Chain of custody article
This chain of custody has now been broken in Maricopa County. The state Senate and its consultants have physical possession of nearly 2.1 million November election ballots, meaning that Arizona election officials are no longer “retaining and preserving” election ballots. After the Senate completes its work and the ballots have been handled by an untold number of individuals employed by the state Senate or its consultant, it will be impossible for anyone to confirm or refute the results.

Once the chain of custody is broken, the ballots are no longer genuine according to federal election law. Would it have been possible to conduct an audit as envisioned by the Arizona Senate and at the same time comply with federal records retention law? Yes, it is possible. Rather than breaking the official chain of custody, the Arizona election officials should have either made paper copies of the ballots or scanned the ballots for viewing electronically.

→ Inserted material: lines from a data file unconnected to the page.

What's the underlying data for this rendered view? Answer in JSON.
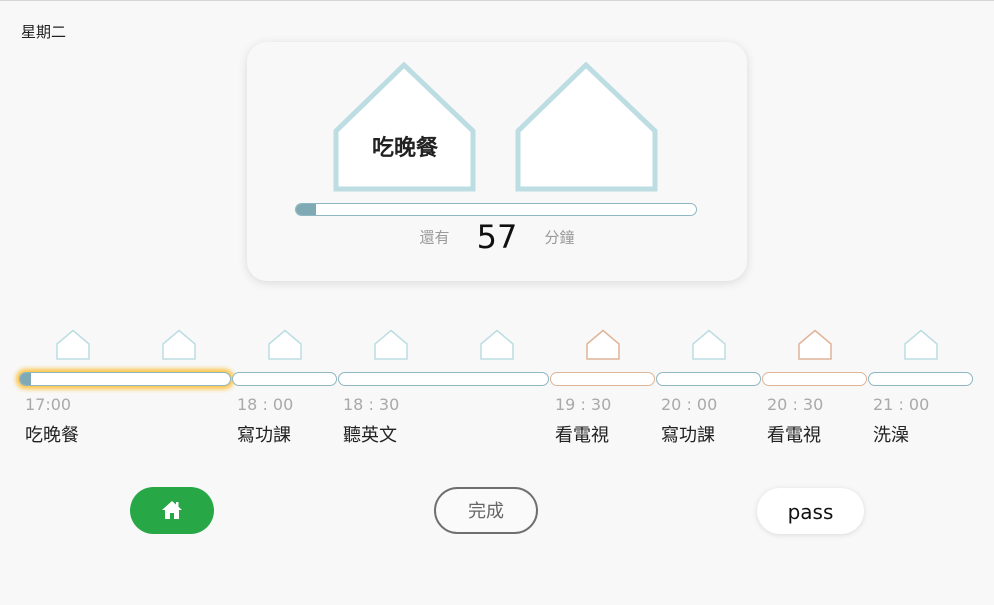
{
  "header": {
    "weekday": "星期二"
  },
  "current": {
    "activity": "吃晚餐",
    "progress_fraction": 0.05,
    "remaining_prefix": "還有",
    "remaining_minutes": "57",
    "remaining_unit": "分鐘"
  },
  "timeline": {
    "icon": "house-icon",
    "entries": [
      {
        "time": "17:00",
        "name": "吃晚餐",
        "type": "normal",
        "active": true,
        "progress_fraction": 0.05
      },
      {
        "time": "18 : 00",
        "name": "寫功課",
        "type": "normal",
        "active": false,
        "progress_fraction": 0
      },
      {
        "time": "18 : 30",
        "name": "聽英文",
        "type": "normal",
        "active": false,
        "progress_fraction": 0
      },
      {
        "time": "19 : 30",
        "name": "看電視",
        "type": "tv",
        "active": false,
        "progress_fraction": 0
      },
      {
        "time": "20 : 00",
        "name": "寫功課",
        "type": "normal",
        "active": false,
        "progress_fraction": 0
      },
      {
        "time": "20 : 30",
        "name": "看電視",
        "type": "tv",
        "active": false,
        "progress_fraction": 0
      },
      {
        "time": "21 : 00",
        "name": "洗澡",
        "type": "normal",
        "active": false,
        "progress_fraction": 0
      }
    ]
  },
  "buttons": {
    "home_icon": "home-icon",
    "done_label": "完成",
    "pass_label": "pass"
  },
  "colors": {
    "house_normal": "#bcdde2",
    "house_tv": "#e0b497",
    "bar_border": "#8fb7c1",
    "bar_fill": "#7fa9b4",
    "active_glow": "#ffb000",
    "home_button": "#27a745"
  }
}
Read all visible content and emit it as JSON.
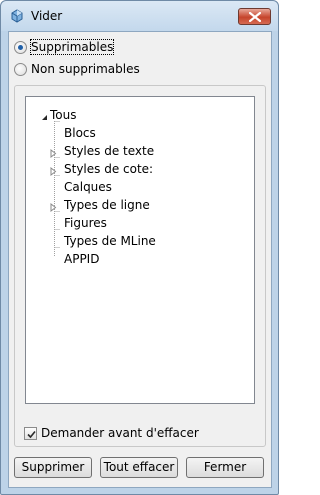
{
  "window": {
    "title": "Vider",
    "icon": "purge-app-icon",
    "close_icon": "close-icon"
  },
  "options": {
    "selected": "Supprimables",
    "items": [
      {
        "label": "Supprimables",
        "checked": true
      },
      {
        "label": "Non supprimables",
        "checked": false
      }
    ]
  },
  "tree": {
    "root": {
      "label": "Tous",
      "expanded": true
    },
    "children": [
      {
        "label": "Blocs",
        "has_children": false
      },
      {
        "label": "Styles de texte",
        "has_children": true
      },
      {
        "label": "Styles de cote:",
        "has_children": true
      },
      {
        "label": "Calques",
        "has_children": false
      },
      {
        "label": "Types de ligne",
        "has_children": true
      },
      {
        "label": "Figures",
        "has_children": false
      },
      {
        "label": "Types de MLine",
        "has_children": false
      },
      {
        "label": "APPID",
        "has_children": false
      }
    ]
  },
  "confirm": {
    "label": "Demander avant d'effacer",
    "checked": true
  },
  "buttons": {
    "purge": "Supprimer",
    "purge_all": "Tout effacer",
    "close": "Fermer"
  }
}
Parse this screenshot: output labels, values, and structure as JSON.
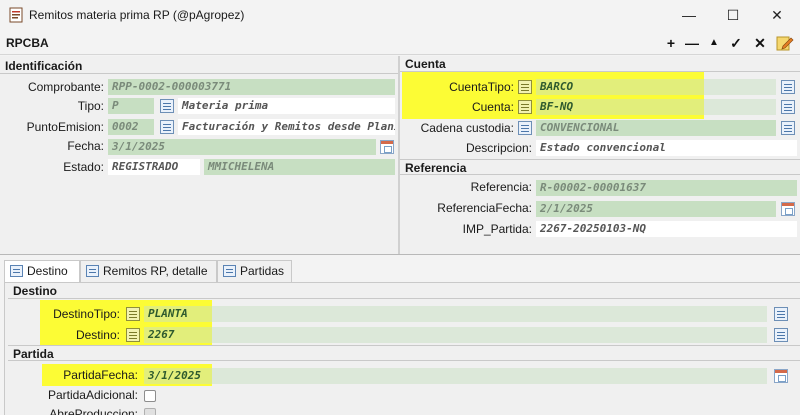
{
  "window": {
    "title": "Remitos materia prima RP (@pAgropez)",
    "minimize_glyph": "—",
    "maximize_glyph": "☐",
    "close_glyph": "✕"
  },
  "toolbar": {
    "code": "RPCBA",
    "add_glyph": "+",
    "remove_glyph": "—",
    "up_glyph": "▲",
    "ok_glyph": "✓",
    "cancel_glyph": "✕"
  },
  "identificacion": {
    "header": "Identificación",
    "comprobante": {
      "label": "Comprobante:",
      "value": "RPP-0002-000003771"
    },
    "tipo": {
      "label": "Tipo:",
      "code": "P",
      "desc": "Materia prima"
    },
    "punto_emision": {
      "label": "PuntoEmision:",
      "code": "0002",
      "desc": "Facturación y Remitos desde Planilla"
    },
    "fecha": {
      "label": "Fecha:",
      "value": "3/1/2025"
    },
    "estado": {
      "label": "Estado:",
      "value": "REGISTRADO",
      "user": "MMICHELENA"
    }
  },
  "cuenta": {
    "header": "Cuenta",
    "cuenta_tipo": {
      "label": "CuentaTipo:",
      "value": "BARCO"
    },
    "cuenta": {
      "label": "Cuenta:",
      "value": "BF-NQ"
    },
    "cadena_custodia": {
      "label": "Cadena custodia:",
      "value": "CONVENCIONAL"
    },
    "descripcion": {
      "label": "Descripcion:",
      "value": "Estado convencional"
    }
  },
  "referencia": {
    "header": "Referencia",
    "referencia": {
      "label": "Referencia:",
      "value": "R-00002-00001637"
    },
    "referencia_fecha": {
      "label": "ReferenciaFecha:",
      "value": "2/1/2025"
    },
    "imp_partida": {
      "label": "IMP_Partida:",
      "value": "2267-20250103-NQ"
    }
  },
  "tabs": [
    {
      "label": "Destino"
    },
    {
      "label": "Remitos RP, detalle"
    },
    {
      "label": "Partidas"
    }
  ],
  "destino": {
    "header": "Destino",
    "destino_tipo": {
      "label": "DestinoTipo:",
      "value": "PLANTA"
    },
    "destino": {
      "label": "Destino:",
      "value": "2267"
    }
  },
  "partida": {
    "header": "Partida",
    "partida_fecha": {
      "label": "PartidaFecha:",
      "value": "3/1/2025"
    },
    "partida_adicional": {
      "label": "PartidaAdicional:"
    },
    "abre_produccion": {
      "label": "AbreProduccion:"
    }
  },
  "colors": {
    "field_green": "#c7dfc2",
    "highlight": "#ffff00",
    "lookup_blue": "#4c77aa"
  }
}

If viewing the original ballots was deemed critical to the Senate, arrangements could have been made with election officials to have their staff available, at a cost to the Senate, to handle the ballots, allowing Senate consultants to view each ballot and record the votes, but not to touch the ballots. Generally, any recount in the normal course of an election is conducted in this manner; candidates and their representatives are never allowed to handle any election documents or ballots.
The vigilante auditors can, of course, tell any lies at any time that the spirit moves them to, which is a fundamental and chronic problem with Trumpery. I like the notion that those lies could be treated as election fraud.

You never change things by fighting the existing reality.
To change something, build a new model that makes the old model obsolete.
R. Buckminster Fuller